According to the Gospel of Mark, Jesus has just called the Twelve Disciples. He has been doing miraculous healings all over the Galilee and has ended up back at “home”. Scribes from Jerusalem and others thought Jesus was either demon possessed or had otherwise “gone out of his mind”. Jesus informs the naysayers that what they were saying was rubbish and that he was engaged in overthrowing the strongman (Satan) and plundering hell. Jesus’ family of origin tries to do an intervention to get him to stop saying and doing things that brought shame and suspicion on the family name. He rebukes them and puts human family ties in context saying, “…’Who are my mother and my brothers?’ And looking at those who sat around him, he said, ‘Here are my mother and my brothers! Whoever does the will of God is my brother and sister and mother….’”
Did you catch that message straight from the mouth of Jesus? Those who discern and then follow the will of God are considered members of the family of God. This would mean subverting our current view of our family as the primary focus of our lives to focus first on God’s will! Peter Marty, in an article in the Christian Century entitled, “Has family become an idol?” writes, “…In the Gospels, the family is always secondary to Christ’s claim on his followers. Jesus never asks us to choose him over the devil; he asks us to choose him over the family. This message is hard for many believers to swallow. What Jesus implies is that fixating on love of family will not make one a disciple. It may even get perilously in the way. Jesus creates a new concept of family, one based not on blood but on love in action…he referred to those who do ‘the will of my Father in heaven’ as those who are his ‘brother and sister and mother.’

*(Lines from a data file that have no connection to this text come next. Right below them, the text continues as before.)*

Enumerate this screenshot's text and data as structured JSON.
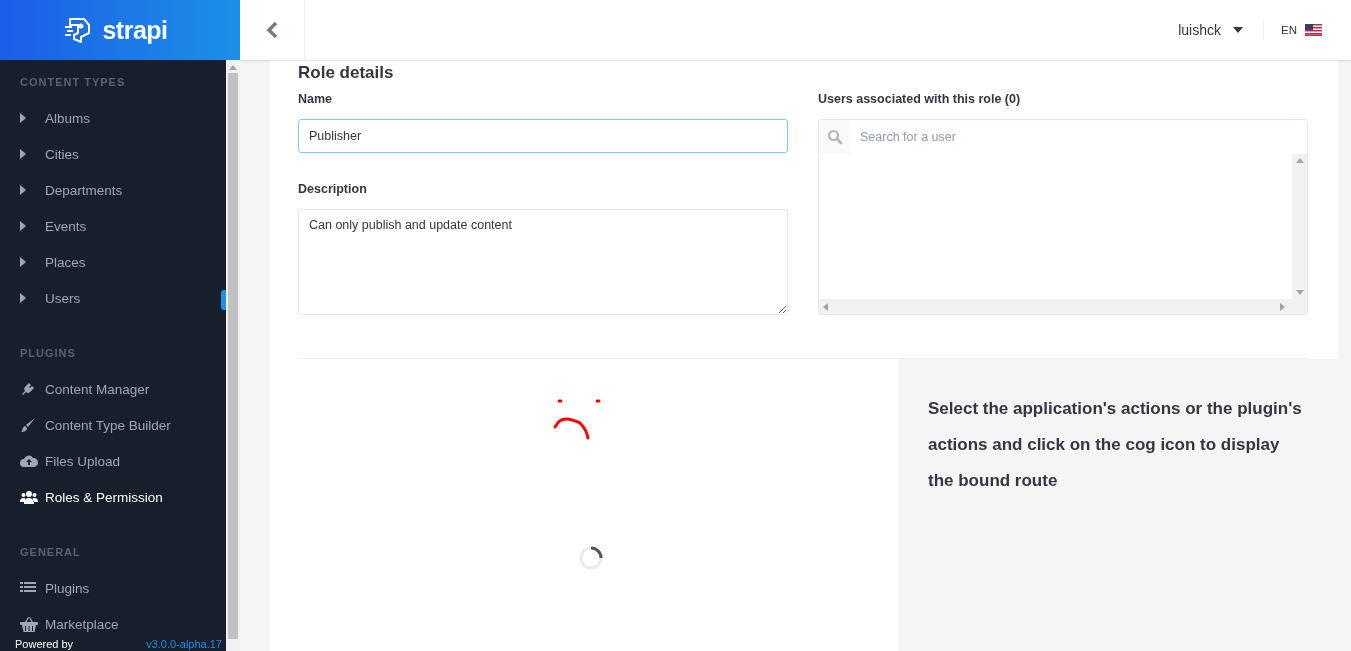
{
  "brand": {
    "name": "strapi"
  },
  "sidebar": {
    "sections": [
      {
        "title": "CONTENT TYPES",
        "items": [
          {
            "label": "Albums",
            "kind": "caret",
            "selected": false
          },
          {
            "label": "Cities",
            "kind": "caret",
            "selected": false
          },
          {
            "label": "Departments",
            "kind": "caret",
            "selected": false
          },
          {
            "label": "Events",
            "kind": "caret",
            "selected": false
          },
          {
            "label": "Places",
            "kind": "caret",
            "selected": false
          },
          {
            "label": "Users",
            "kind": "caret",
            "selected": false
          }
        ]
      },
      {
        "title": "PLUGINS",
        "items": [
          {
            "label": "Content Manager",
            "kind": "plug",
            "selected": false
          },
          {
            "label": "Content Type Builder",
            "kind": "brush",
            "selected": false
          },
          {
            "label": "Files Upload",
            "kind": "cloud",
            "selected": false
          },
          {
            "label": "Roles & Permission",
            "kind": "users",
            "selected": true
          }
        ]
      },
      {
        "title": "GENERAL",
        "items": [
          {
            "label": "Plugins",
            "kind": "list",
            "selected": false
          },
          {
            "label": "Marketplace",
            "kind": "basket",
            "selected": false
          }
        ]
      }
    ],
    "footer": {
      "powered": "Powered by",
      "version": "v3.0.0-alpha.17"
    }
  },
  "header": {
    "user": "luishck",
    "language": "EN"
  },
  "role_details": {
    "heading": "Role details",
    "name_label": "Name",
    "name_value": "Publisher",
    "description_label": "Description",
    "description_value": "Can only publish and update content",
    "users_label": "Users associated with this role (0)",
    "search_placeholder": "Search for a user"
  },
  "routes_panel": {
    "text": "Select the application's actions or the plugin's actions and click on the cog icon to display the bound route"
  }
}
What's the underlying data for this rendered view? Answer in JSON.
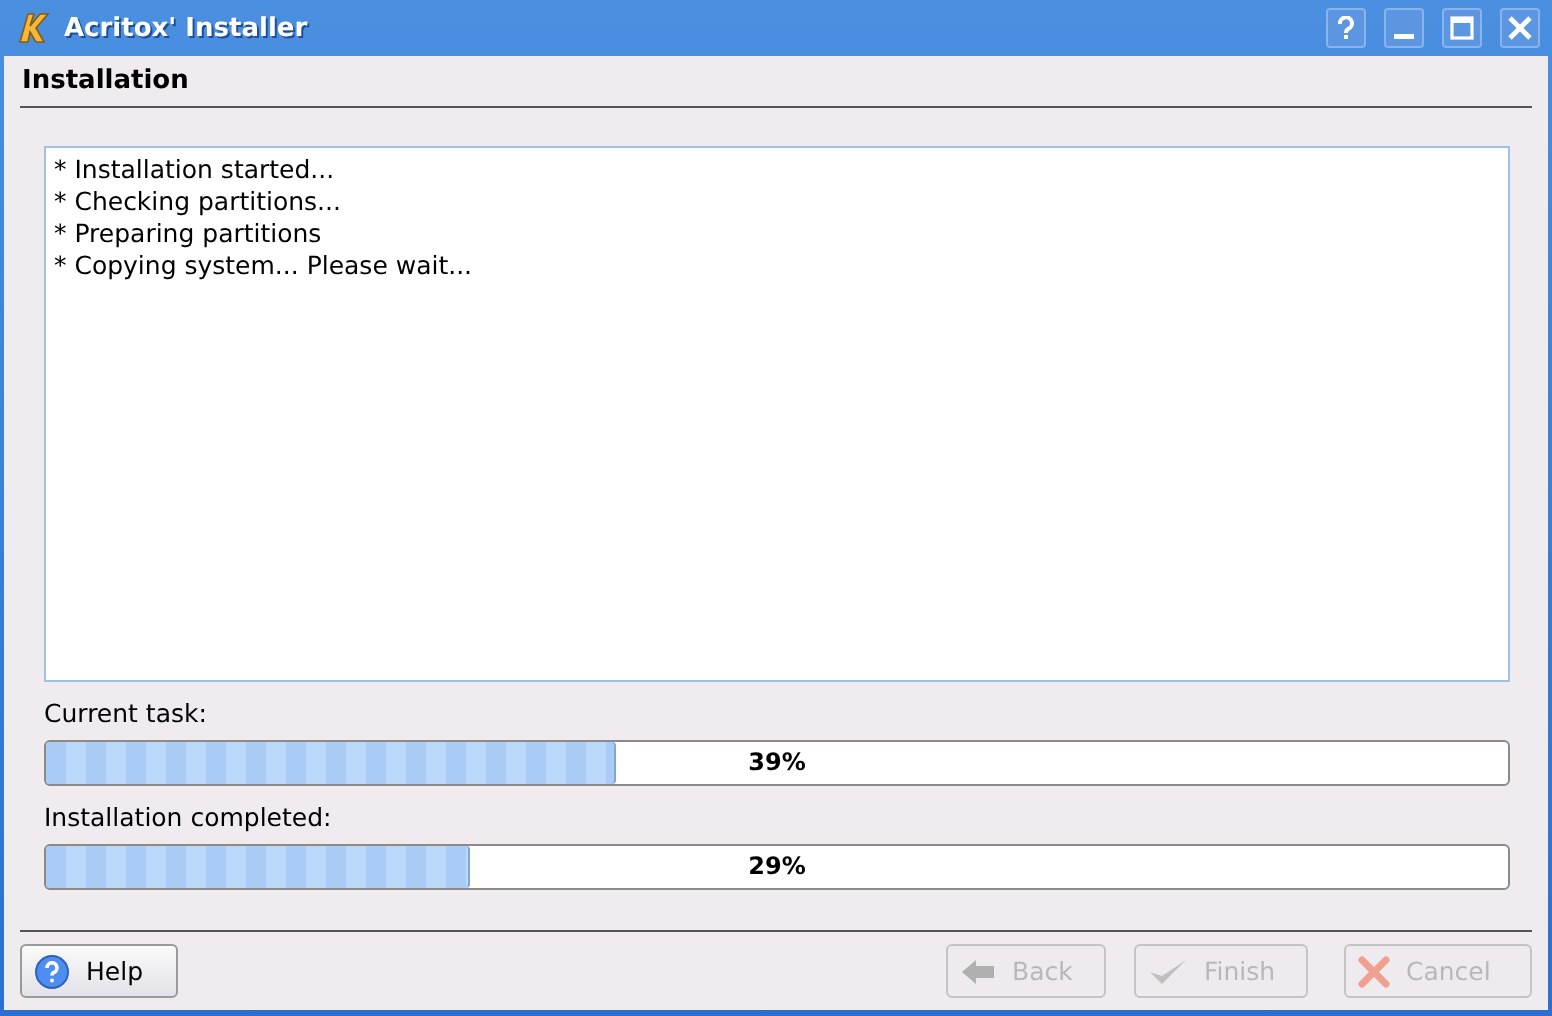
{
  "window": {
    "title": "Acritox' Installer"
  },
  "page": {
    "title": "Installation"
  },
  "log": [
    "* Installation started...",
    "* Checking partitions...",
    "* Preparing partitions",
    "* Copying system... Please wait..."
  ],
  "progress": [
    {
      "label": "Current task:",
      "level": 0.39,
      "reading": "39%"
    },
    {
      "label": "Installation completed:",
      "level": 0.29,
      "reading": "29%"
    }
  ],
  "buttons": [
    {
      "kind": "help",
      "label": "Help",
      "disabled": false
    },
    {
      "kind": "back",
      "label": "Back",
      "disabled": true
    },
    {
      "kind": "finish",
      "label": "Finish",
      "disabled": true
    },
    {
      "kind": "cancel",
      "label": "Cancel",
      "disabled": true
    }
  ]
}
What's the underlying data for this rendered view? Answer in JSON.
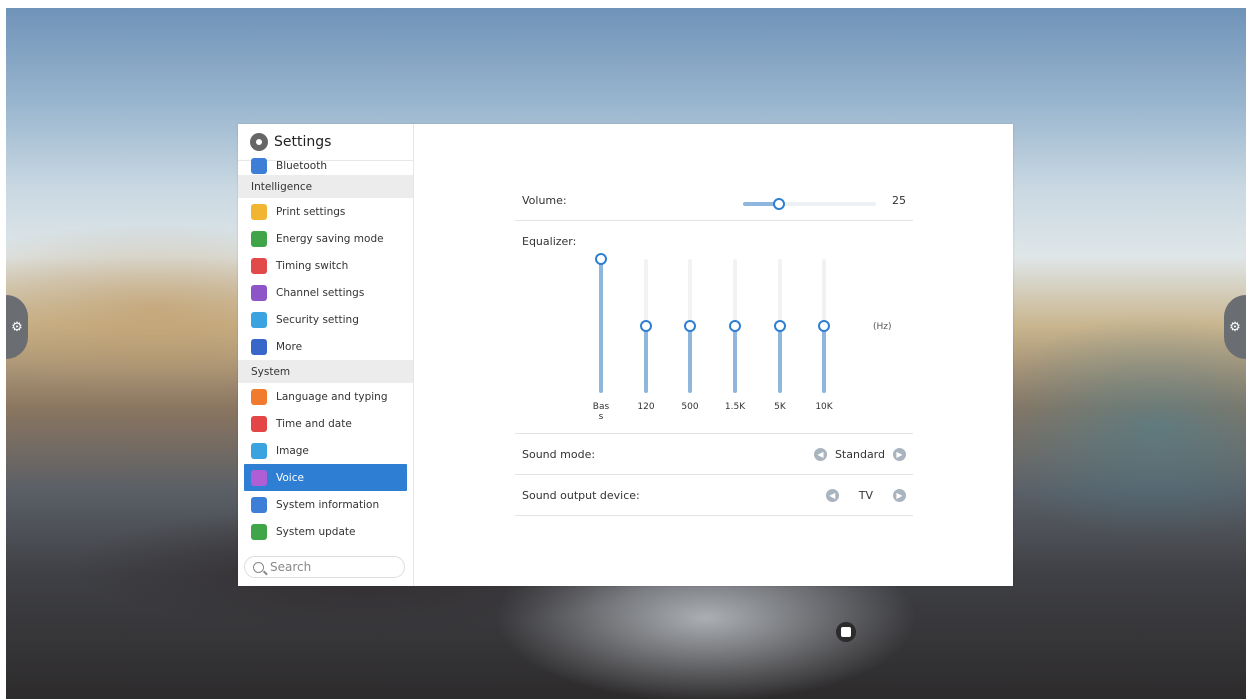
{
  "sidebar": {
    "title": "Settings",
    "partial_item": {
      "label": "Bluetooth",
      "icon": "bluetooth-icon",
      "color": "#3d7fd6"
    },
    "sections": [
      {
        "label": "Intelligence",
        "items": [
          {
            "label": "Print settings",
            "icon": "printer-icon",
            "color": "#f2b531"
          },
          {
            "label": "Energy saving mode",
            "icon": "leaf-icon",
            "color": "#3fa548"
          },
          {
            "label": "Timing switch",
            "icon": "clock-icon",
            "color": "#e24a4a"
          },
          {
            "label": "Channel settings",
            "icon": "monitor-icon",
            "color": "#8e55c8"
          },
          {
            "label": "Security setting",
            "icon": "shield-icon",
            "color": "#3ba3e0"
          },
          {
            "label": "More",
            "icon": "more-icon",
            "color": "#3767c8"
          }
        ]
      },
      {
        "label": "System",
        "items": [
          {
            "label": "Language and typing",
            "icon": "keyboard-icon",
            "color": "#f07a2e"
          },
          {
            "label": "Time and date",
            "icon": "calendar-icon",
            "color": "#e44545"
          },
          {
            "label": "Image",
            "icon": "image-icon",
            "color": "#3ba3e0"
          },
          {
            "label": "Voice",
            "icon": "speaker-icon",
            "color": "#b05ed6",
            "selected": true
          },
          {
            "label": "System information",
            "icon": "info-icon",
            "color": "#3d7fd6"
          },
          {
            "label": "System update",
            "icon": "update-arrow-icon",
            "color": "#3fa548"
          }
        ]
      }
    ],
    "search_placeholder": "Search"
  },
  "voice": {
    "volume_label": "Volume:",
    "volume_value": "25",
    "volume_level": 0.27,
    "equalizer_label": "Equalizer:",
    "equalizer_unit": "(Hz)",
    "bands": [
      {
        "label": "Bas\ns",
        "level": 1.0
      },
      {
        "label": "120",
        "level": 0.5
      },
      {
        "label": "500",
        "level": 0.5
      },
      {
        "label": "1.5K",
        "level": 0.5
      },
      {
        "label": "5K",
        "level": 0.5
      },
      {
        "label": "10K",
        "level": 0.5
      }
    ],
    "sound_mode_label": "Sound mode:",
    "sound_mode_value": "Standard",
    "output_device_label": "Sound output device:",
    "output_device_value": "TV"
  },
  "colors": {
    "accent": "#2e7fd4",
    "track": "#8fb7de"
  }
}
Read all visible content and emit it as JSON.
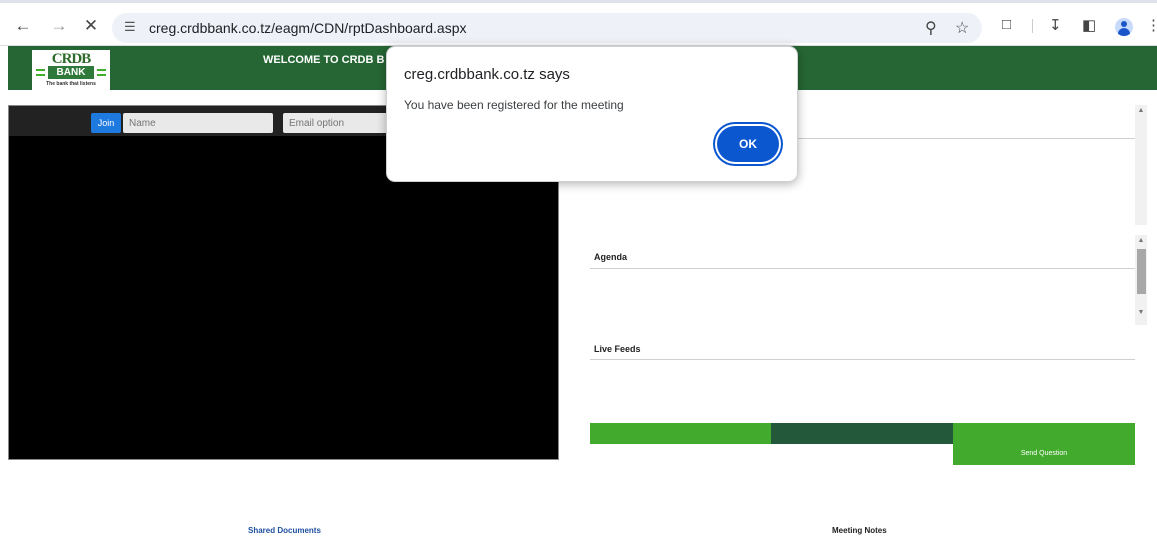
{
  "browser": {
    "back_icon": "back-arrow-icon",
    "forward_icon": "forward-arrow-icon",
    "stop_icon": "close-icon",
    "url": "creg.crdbbank.co.tz/eagm/CDN/rptDashboard.aspx"
  },
  "header": {
    "logo": {
      "brand": "CRDB",
      "bank": "BANK",
      "tagline": "The bank that listens"
    },
    "welcome": "WELCOME TO CRDB B"
  },
  "video": {
    "join_label": "Join",
    "name_placeholder": "Name",
    "email_placeholder": "Email option"
  },
  "sections": {
    "agenda": "Agenda",
    "live_feeds": "Live Feeds"
  },
  "send_question_label": "Send Question",
  "footer": {
    "shared_documents": "Shared Documents",
    "meeting_notes": "Meeting Notes"
  },
  "dialog": {
    "title": "creg.crdbbank.co.tz says",
    "message": "You have been registered for the meeting",
    "ok_label": "OK"
  },
  "colors": {
    "header_green": "#266634",
    "accent_green": "#42ab2e",
    "dark_green": "#23583a",
    "dialog_button": "#0b57d0"
  }
}
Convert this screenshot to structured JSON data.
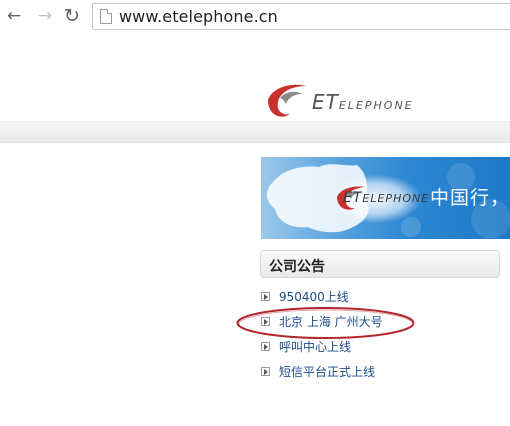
{
  "browser": {
    "back_icon": "arrow-left-icon",
    "forward_icon": "arrow-right-icon",
    "reload_icon": "reload-icon",
    "page_icon": "page-icon",
    "url": "www.etelephone.cn"
  },
  "header": {
    "logo_text_main": "ET",
    "logo_text_rest": "ELEPHONE",
    "logo_color": "#c8312b"
  },
  "banner": {
    "logo_text_main": "ET",
    "logo_text_rest": "ELEPHONE",
    "slogan": "中国行，"
  },
  "notices": {
    "title": "公司公告",
    "items": [
      {
        "label": "950400上线"
      },
      {
        "label": "北京 上海 广州大号"
      },
      {
        "label": "呼叫中心上线"
      },
      {
        "label": "短信平台正式上线"
      }
    ],
    "highlight_color": "#b3262a"
  }
}
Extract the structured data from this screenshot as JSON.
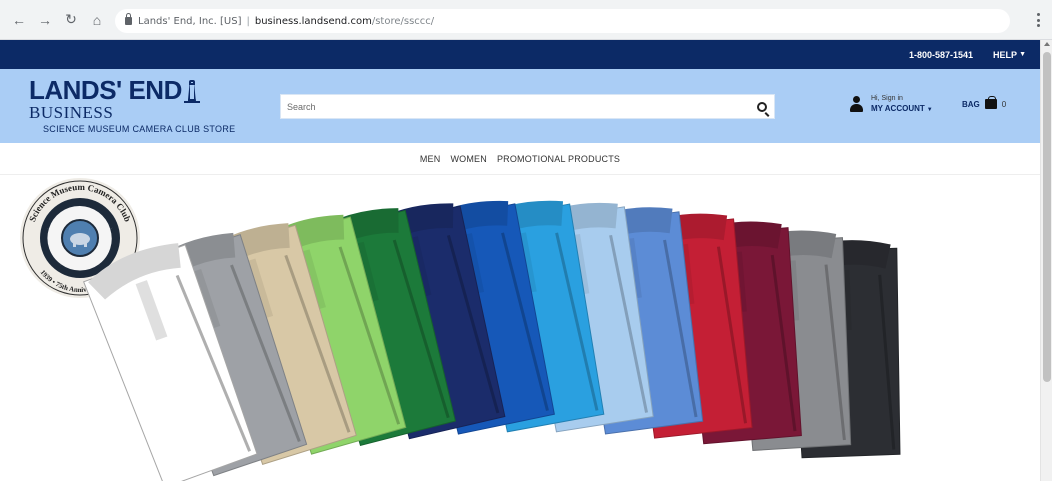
{
  "browser": {
    "url_title": "Lands' End, Inc. [US]",
    "url_host": "business.landsend.com",
    "url_path": "/store/ssccc/"
  },
  "utility": {
    "phone": "1-800-587-1541",
    "help_label": "HELP"
  },
  "header": {
    "logo_main": "LANDS' END",
    "logo_sub": "BUSINESS",
    "store_name": "SCIENCE MUSEUM CAMERA CLUB STORE",
    "search_placeholder": "Search",
    "account_greeting": "Hi, Sign in",
    "account_label": "MY ACCOUNT",
    "bag_label": "BAG",
    "bag_count": "0"
  },
  "nav": {
    "items": [
      "MEN",
      "WOMEN",
      "PROMOTIONAL PRODUCTS"
    ]
  },
  "hero": {
    "badge_top": "Science Museum Camera Club",
    "badge_years": "1939 • 75th Anniversary • 2014",
    "shirt_colors": [
      "#ffffff",
      "#9ea1a6",
      "#d8c8a6",
      "#8fd46a",
      "#1c7a3a",
      "#1b2c6b",
      "#1658b8",
      "#2aa0e0",
      "#a8ccee",
      "#5c8cd6",
      "#c41f35",
      "#7a1737",
      "#8a8c90",
      "#2c2e33"
    ]
  }
}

What’s going on in these and other utterances? Jesus is dethroning the biological family and asking us to transcend our genealogy and clan enough to become members of a larger family of faith. Family can be a beautiful means to even greater affections. But when it becomes an end in itself, our availability to and for others shrinks dramatically. That makes for a very small religion….”
Anytime we elevate things above God we engage in idolatry. Israel idolized the idea of a human as King instead of their savior God. Jesus’ ministry was shaking up the power structures and causing distress – he must be out of his mind saying that God’s will is the most important thing for humans to focus on. In current times we idolize not only the biologic family but political party affiliations, uncritical nationalism in the guise of patriotism, Facebook and other social media groups and platforms, Bible interpretations, money, power and prestige/celebrity, acquisition, etc. Possibly because of this we see our congregations shrinking and religion being marginalized – we are living into a very small religion indeed.
The way forward is to put God’s will first. We will all need to be intentional about this and engage in more consistent prayer and study. We will also need to focus on the needs of our brothers and sisters in the faith before our own needs. If we do not, then the Bible is clear on what God will do. I’m certain that no one here want to live in that reality. May God’s love save us from our love of idols! Amen.